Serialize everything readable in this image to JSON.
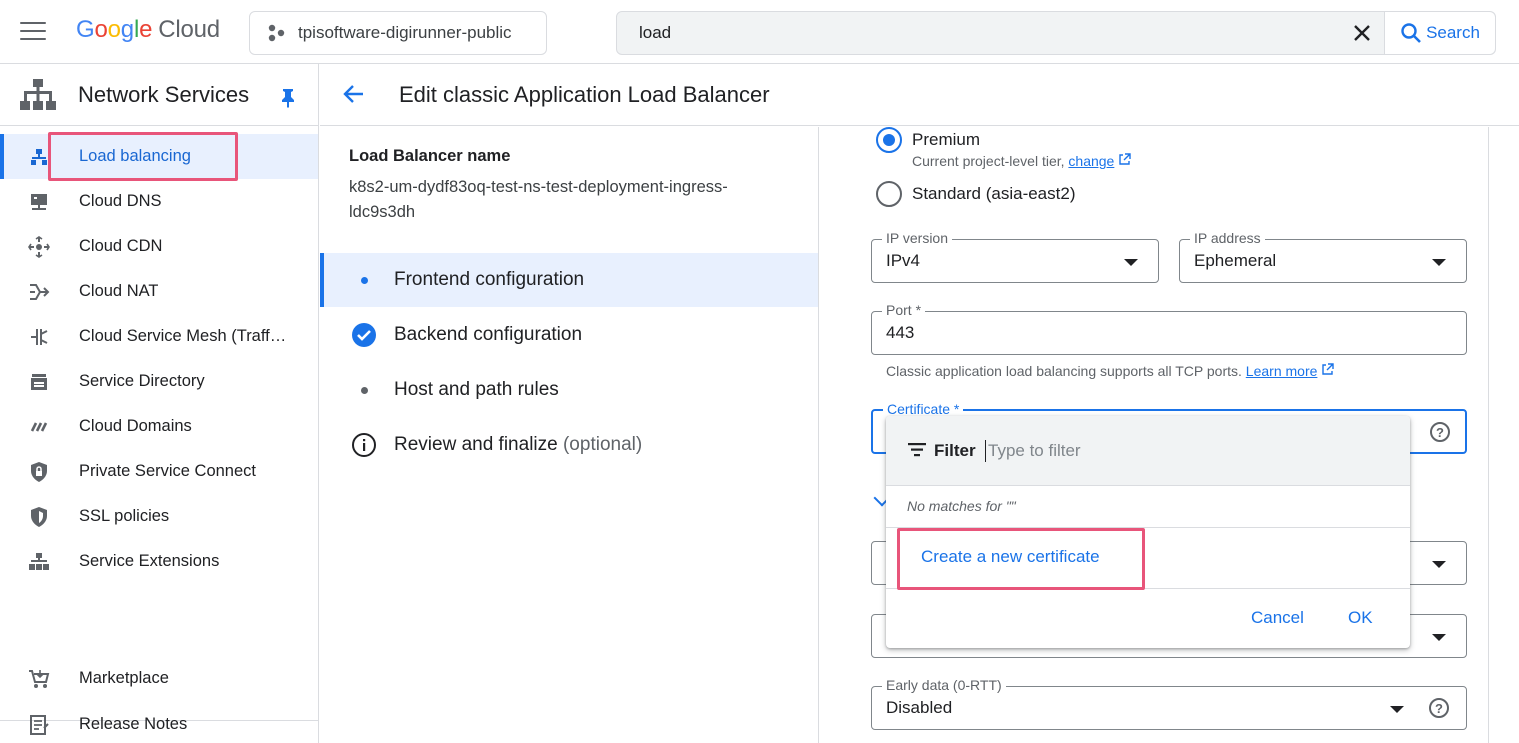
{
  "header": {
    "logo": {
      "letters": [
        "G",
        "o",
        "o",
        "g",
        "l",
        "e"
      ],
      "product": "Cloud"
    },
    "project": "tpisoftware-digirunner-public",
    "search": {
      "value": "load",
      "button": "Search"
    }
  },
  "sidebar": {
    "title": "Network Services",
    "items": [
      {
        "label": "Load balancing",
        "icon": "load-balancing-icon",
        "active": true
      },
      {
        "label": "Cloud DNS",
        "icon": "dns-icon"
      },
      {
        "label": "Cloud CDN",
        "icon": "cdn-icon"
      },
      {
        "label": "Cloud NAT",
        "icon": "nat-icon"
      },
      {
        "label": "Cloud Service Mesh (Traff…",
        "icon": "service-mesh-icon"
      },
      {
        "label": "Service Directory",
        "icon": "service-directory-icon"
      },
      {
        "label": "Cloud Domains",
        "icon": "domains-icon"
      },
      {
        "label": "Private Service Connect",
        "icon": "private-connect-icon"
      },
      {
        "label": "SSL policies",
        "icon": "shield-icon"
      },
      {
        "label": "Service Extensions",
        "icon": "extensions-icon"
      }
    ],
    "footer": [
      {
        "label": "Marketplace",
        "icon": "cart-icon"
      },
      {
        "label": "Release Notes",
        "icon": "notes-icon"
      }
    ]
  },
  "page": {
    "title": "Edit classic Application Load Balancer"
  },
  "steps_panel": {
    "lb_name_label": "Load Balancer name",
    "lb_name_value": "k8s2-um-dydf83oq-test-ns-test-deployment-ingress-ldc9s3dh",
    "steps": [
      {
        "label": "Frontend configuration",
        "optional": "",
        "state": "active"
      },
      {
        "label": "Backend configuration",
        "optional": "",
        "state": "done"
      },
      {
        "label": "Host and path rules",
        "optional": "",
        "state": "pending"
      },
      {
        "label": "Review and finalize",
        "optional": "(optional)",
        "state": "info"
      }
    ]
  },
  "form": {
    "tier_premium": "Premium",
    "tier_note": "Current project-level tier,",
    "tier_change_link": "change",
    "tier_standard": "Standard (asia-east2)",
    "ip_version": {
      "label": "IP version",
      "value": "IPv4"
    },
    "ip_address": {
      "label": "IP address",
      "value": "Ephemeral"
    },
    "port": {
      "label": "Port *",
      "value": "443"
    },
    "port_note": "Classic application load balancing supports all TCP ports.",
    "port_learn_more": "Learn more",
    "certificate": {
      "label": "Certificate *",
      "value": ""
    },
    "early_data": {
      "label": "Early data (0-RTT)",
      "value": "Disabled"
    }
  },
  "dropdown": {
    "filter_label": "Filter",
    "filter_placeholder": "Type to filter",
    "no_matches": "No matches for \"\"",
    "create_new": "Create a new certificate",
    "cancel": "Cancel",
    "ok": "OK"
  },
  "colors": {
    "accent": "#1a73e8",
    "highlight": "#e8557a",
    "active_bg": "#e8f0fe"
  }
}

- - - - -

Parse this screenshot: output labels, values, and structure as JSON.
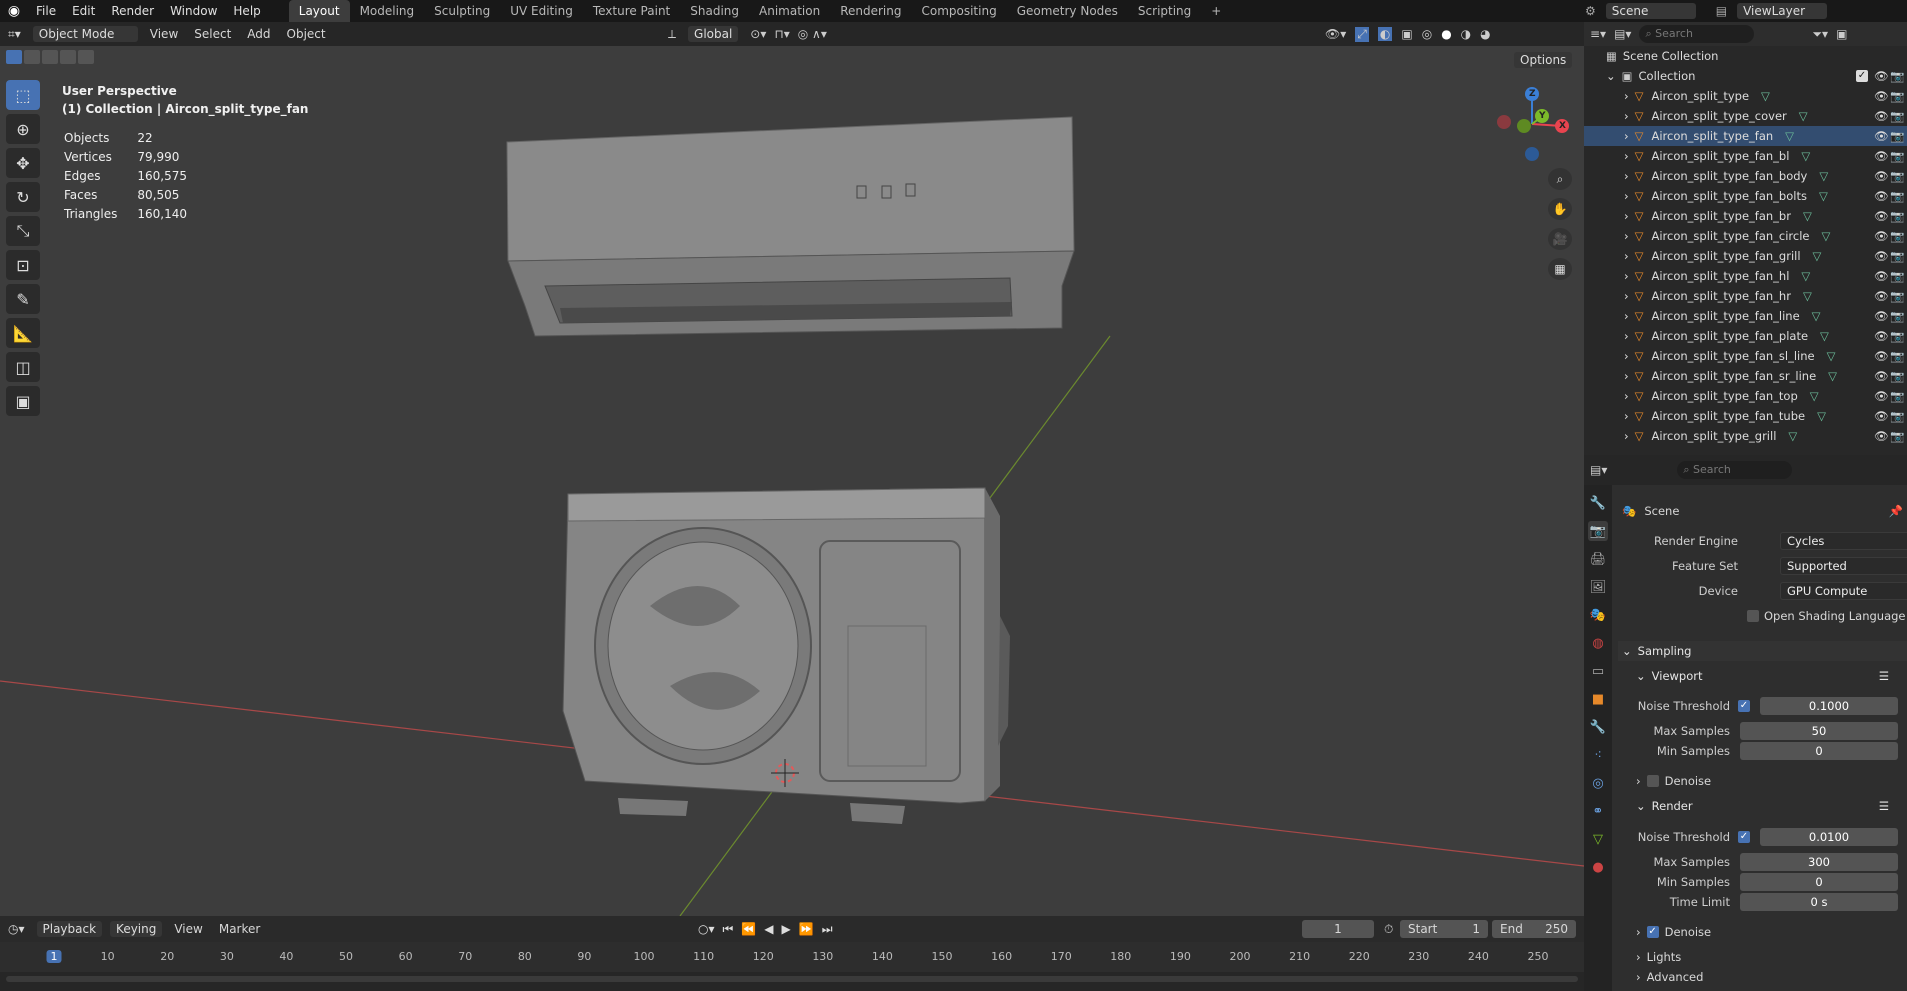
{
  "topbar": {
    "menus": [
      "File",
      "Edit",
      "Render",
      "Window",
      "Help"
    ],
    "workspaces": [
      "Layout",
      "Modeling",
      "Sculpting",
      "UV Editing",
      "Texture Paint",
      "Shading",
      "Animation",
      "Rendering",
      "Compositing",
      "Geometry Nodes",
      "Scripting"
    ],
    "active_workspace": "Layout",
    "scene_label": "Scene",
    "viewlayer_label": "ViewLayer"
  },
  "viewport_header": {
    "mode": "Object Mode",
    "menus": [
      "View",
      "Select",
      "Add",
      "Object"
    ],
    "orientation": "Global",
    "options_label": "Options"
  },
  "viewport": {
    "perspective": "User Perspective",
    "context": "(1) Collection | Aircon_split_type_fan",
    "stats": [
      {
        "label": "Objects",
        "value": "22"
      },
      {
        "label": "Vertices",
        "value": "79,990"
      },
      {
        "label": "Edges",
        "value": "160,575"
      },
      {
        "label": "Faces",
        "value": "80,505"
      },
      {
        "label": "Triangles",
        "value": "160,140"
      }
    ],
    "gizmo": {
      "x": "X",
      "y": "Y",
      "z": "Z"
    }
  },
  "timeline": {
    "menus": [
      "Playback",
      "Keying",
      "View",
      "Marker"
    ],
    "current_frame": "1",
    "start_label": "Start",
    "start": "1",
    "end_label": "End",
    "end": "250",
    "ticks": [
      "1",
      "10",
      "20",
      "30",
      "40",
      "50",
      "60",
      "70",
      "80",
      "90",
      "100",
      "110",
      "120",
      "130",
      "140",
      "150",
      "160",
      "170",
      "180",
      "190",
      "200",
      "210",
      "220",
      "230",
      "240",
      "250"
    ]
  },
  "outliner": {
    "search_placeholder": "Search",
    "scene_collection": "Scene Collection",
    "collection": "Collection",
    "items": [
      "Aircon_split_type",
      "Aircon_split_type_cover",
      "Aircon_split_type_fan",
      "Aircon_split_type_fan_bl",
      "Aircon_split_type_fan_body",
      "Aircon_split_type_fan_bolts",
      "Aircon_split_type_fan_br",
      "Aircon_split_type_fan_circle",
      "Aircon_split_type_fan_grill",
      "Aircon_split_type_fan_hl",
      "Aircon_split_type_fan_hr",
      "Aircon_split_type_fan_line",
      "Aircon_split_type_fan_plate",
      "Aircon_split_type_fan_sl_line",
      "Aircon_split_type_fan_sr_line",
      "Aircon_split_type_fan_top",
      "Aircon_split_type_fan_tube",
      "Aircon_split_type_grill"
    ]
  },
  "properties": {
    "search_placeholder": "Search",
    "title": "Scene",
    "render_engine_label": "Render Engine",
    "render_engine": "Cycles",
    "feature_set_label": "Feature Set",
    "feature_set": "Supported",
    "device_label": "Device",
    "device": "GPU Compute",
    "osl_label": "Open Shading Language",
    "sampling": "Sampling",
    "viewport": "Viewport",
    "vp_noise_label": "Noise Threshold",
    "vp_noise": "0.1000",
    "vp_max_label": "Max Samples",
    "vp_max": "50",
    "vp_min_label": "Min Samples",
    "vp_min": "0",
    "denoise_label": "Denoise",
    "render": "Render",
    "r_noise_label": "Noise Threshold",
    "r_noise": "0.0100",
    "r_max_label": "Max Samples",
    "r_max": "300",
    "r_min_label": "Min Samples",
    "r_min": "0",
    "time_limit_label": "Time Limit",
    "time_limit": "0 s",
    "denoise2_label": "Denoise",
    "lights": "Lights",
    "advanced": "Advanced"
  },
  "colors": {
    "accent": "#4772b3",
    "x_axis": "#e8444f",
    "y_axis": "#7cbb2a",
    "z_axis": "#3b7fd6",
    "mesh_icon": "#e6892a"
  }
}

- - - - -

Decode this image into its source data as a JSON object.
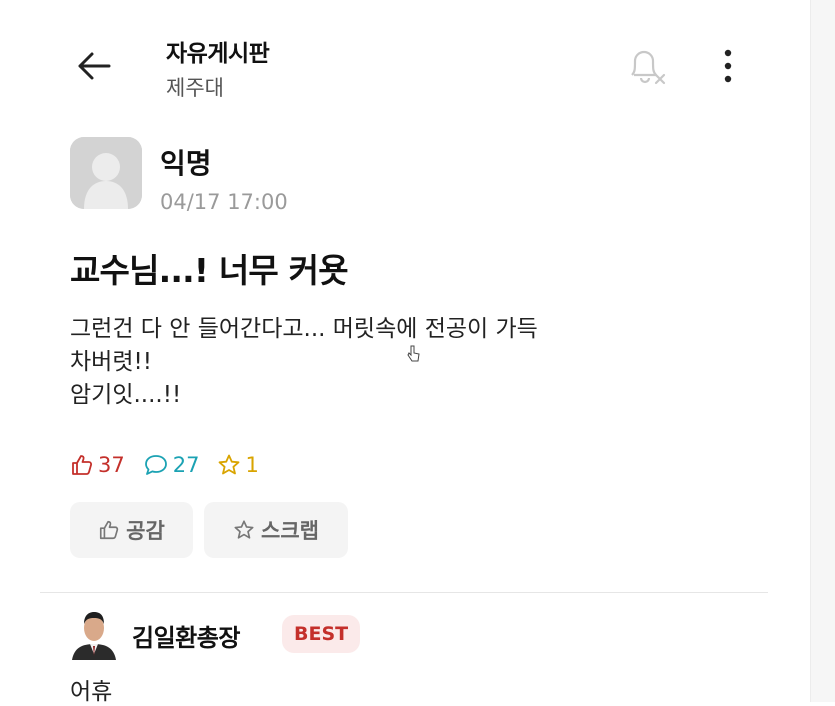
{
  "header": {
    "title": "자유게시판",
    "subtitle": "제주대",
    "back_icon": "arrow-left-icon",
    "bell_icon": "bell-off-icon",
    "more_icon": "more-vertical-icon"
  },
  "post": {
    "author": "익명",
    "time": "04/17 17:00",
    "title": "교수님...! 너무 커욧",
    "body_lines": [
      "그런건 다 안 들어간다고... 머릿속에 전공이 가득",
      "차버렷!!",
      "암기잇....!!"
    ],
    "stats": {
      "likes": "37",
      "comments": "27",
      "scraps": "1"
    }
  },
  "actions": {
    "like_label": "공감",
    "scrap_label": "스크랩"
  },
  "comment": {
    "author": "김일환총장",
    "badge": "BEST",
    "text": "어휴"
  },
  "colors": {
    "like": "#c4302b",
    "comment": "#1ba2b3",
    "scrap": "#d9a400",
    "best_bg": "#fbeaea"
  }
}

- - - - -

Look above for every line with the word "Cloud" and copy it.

**Expected answer**
      "product": "Cloud"
        "label": "Cloud DNS",
        "label": "Cloud CDN",
        "label": "Cloud NAT",
        "label": "Cloud Service Mesh (Traff…",
        "label": "Cloud Domains",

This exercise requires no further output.